Aretha Franklin Estate Reportedly Owes IRS $8 Million in Back Taxes

Uncle Sam says Aretha Franklin owes more than "Respect" to the IRS. The late, legendary singer reportedly left behind a large debt in back taxes totaling nearly $8 million.

TMZ reports that the IRS claims Franklin owes more than $6.3 million in back taxes from 2012 to 2018 as well as an additional $1.5 million in penalties, although Franklin's estate has disputed the claim.

David Bennett of Thav Gross P.C., an attorney for Franklin's estate, told the outlet that Franklin paid off the vast majority of her debt before she died and that "The Estate is diligently working to resolve any remaining issues."

Bennett told The Associated Press that Franklin's estate has paid at least $3 million in back taxes to the IRS since her death in August.

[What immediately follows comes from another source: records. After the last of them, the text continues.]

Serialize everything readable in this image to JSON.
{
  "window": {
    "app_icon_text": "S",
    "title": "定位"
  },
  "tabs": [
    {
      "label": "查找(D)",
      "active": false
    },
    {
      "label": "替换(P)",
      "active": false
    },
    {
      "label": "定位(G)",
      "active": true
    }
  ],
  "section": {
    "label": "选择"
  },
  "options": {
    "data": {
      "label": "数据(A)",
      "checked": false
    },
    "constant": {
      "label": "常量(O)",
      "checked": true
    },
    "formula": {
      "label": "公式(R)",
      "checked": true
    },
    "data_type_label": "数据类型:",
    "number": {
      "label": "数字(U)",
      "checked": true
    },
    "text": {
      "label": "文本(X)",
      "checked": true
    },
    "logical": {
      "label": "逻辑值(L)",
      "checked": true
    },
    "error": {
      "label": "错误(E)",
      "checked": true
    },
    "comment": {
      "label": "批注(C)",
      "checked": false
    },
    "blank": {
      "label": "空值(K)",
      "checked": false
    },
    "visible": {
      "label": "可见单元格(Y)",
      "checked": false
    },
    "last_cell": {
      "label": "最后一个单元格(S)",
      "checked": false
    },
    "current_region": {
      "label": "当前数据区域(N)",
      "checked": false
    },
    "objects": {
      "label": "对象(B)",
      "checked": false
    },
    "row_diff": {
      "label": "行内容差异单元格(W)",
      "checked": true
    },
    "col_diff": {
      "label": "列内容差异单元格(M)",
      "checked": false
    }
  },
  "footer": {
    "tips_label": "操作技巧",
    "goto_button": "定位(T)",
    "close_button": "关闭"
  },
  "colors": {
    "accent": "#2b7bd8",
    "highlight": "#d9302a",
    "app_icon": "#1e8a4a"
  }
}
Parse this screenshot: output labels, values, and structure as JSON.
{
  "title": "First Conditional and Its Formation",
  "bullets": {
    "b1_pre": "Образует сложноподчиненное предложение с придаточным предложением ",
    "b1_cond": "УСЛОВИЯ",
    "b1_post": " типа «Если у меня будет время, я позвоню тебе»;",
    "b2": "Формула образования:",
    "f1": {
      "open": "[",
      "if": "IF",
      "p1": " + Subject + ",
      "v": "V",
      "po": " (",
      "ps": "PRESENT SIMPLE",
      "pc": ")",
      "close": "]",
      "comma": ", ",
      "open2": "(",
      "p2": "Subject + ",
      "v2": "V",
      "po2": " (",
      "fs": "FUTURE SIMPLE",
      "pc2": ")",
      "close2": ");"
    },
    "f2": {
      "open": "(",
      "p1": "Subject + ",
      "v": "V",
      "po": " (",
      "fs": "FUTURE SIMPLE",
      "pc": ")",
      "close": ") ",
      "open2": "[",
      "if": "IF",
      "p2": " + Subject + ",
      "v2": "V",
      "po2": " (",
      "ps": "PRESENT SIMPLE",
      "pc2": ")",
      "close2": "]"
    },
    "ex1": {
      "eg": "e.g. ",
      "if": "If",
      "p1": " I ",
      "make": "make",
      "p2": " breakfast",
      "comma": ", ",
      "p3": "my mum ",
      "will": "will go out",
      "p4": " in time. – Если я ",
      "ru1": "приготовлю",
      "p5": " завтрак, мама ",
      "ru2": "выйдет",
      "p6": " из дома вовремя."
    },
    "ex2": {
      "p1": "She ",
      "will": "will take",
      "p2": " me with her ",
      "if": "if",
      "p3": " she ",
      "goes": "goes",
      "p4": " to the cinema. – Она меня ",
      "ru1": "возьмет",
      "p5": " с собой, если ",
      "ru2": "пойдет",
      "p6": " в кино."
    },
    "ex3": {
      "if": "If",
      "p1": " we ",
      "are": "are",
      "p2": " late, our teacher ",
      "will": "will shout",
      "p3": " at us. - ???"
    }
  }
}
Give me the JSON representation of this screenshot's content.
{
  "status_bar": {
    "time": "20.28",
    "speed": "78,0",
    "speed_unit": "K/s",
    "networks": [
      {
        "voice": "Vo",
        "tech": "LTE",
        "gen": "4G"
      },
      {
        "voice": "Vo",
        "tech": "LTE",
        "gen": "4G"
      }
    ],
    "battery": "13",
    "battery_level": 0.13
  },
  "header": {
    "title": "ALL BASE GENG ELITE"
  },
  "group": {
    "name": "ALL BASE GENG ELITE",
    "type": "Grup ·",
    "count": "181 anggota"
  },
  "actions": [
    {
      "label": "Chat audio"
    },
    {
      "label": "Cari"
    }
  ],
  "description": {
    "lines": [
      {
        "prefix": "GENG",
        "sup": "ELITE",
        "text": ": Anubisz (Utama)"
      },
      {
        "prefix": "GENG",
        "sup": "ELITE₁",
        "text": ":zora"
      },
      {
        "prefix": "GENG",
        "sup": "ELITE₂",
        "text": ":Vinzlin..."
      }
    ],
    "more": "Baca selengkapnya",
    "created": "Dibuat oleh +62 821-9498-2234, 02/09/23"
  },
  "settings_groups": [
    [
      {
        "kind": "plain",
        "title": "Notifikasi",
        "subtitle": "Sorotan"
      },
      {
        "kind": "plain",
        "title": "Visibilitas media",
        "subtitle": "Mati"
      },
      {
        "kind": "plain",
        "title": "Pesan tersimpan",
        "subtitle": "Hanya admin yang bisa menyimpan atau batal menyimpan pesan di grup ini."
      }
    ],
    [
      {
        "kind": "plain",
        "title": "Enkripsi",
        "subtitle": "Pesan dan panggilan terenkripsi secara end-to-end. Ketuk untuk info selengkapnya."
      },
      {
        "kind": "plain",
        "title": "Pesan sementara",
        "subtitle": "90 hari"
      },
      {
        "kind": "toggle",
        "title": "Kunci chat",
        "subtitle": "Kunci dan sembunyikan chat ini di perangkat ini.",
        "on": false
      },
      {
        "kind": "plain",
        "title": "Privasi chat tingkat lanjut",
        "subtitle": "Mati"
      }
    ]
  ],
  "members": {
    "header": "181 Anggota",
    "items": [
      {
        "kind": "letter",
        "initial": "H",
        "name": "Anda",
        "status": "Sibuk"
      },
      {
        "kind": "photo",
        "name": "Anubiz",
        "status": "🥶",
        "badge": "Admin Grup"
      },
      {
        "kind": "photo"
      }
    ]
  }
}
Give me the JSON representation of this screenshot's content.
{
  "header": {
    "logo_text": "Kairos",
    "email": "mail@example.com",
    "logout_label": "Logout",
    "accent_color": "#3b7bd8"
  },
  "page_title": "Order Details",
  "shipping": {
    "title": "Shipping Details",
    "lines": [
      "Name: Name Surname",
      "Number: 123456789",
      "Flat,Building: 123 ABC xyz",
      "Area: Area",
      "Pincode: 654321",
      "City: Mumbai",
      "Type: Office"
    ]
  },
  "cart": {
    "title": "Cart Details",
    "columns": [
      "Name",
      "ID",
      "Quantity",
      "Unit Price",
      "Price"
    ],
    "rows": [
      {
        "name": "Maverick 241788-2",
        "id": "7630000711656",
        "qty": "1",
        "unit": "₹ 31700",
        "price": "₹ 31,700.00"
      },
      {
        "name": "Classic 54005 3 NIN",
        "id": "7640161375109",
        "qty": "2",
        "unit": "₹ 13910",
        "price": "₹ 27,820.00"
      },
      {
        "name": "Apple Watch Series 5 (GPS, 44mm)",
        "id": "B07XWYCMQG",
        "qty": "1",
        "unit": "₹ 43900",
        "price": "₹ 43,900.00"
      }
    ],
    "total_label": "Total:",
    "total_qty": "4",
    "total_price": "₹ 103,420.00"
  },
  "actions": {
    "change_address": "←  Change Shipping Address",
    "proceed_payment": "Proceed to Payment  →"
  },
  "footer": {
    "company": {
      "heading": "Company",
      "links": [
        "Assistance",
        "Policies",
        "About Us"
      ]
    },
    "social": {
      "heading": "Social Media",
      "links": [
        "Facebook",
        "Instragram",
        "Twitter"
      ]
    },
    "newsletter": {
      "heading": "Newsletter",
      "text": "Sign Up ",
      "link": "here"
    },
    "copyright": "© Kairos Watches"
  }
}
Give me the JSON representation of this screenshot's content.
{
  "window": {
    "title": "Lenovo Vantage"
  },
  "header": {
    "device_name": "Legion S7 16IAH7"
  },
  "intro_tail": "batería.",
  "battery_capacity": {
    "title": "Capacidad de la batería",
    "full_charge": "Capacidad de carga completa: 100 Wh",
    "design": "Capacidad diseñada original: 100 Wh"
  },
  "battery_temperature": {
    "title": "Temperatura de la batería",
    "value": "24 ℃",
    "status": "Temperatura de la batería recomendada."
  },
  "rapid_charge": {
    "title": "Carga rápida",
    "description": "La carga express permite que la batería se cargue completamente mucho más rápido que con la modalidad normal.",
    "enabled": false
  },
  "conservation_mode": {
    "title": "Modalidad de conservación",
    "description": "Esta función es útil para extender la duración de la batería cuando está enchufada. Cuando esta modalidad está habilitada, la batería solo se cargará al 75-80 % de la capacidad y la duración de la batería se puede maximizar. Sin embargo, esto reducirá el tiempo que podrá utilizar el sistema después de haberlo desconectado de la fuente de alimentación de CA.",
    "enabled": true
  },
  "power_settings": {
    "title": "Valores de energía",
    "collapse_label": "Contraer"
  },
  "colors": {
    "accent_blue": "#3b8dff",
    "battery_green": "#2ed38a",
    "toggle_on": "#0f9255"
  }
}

"We have a tax attorney. All of her returns have been filed," Bennett told the AP. "We have disputes with the IRS regarding what they claim was income. We claim it's double-dipping income because they don't understand how the business works."

He added that the singer had a lot of expenses when she toured.

"She had to pay for transportation, hotel rooms, backup singers, musicians. When she did that the IRS was questioning the returns she filed," Bennett said. "We're going through audits. Returns were filed as timely as we could get them filed."

One of Franklin's former lawyers told TMZ that the tax lien reported by the IRS is the result of several audits over the last six years and points out that the agency lists 2018 as one of the years in question, despite the fact that the tax year is not yet over.

Franklin's lawyer also filed documents in October demanding nearly $54,000 illegal fees dating back six years.

The Queen of Soul's legal woes were worsened even more when a new lien filed by a publishing company that wants $136,000 for royalties in connection with the 1973 song "Angel."


Franklin died of pancreatic cancer in August in her Detroit apartment at the age of 76. At the time of her death, she owned a home in Oakland County, Michigan. The IRS filed its claim this month in Oakland County Probate Court. Documents filed in an Oakland County court after Franklin's death did not mention the value of her estate, which could run into the tens of millions, according to the Detroit Free Press.

Franklin had been the target of a number of lawsuits by creditors during the late 1980s and 1990s. In 2008, she said an attorney's mistake caused her $700,000 mansion in Detroit to slip into foreclosure over $445 in 2005 taxes and late fees. The Detroit Free Press reported at the time that she owed a total of $19,192 in back taxes on the property through 2007.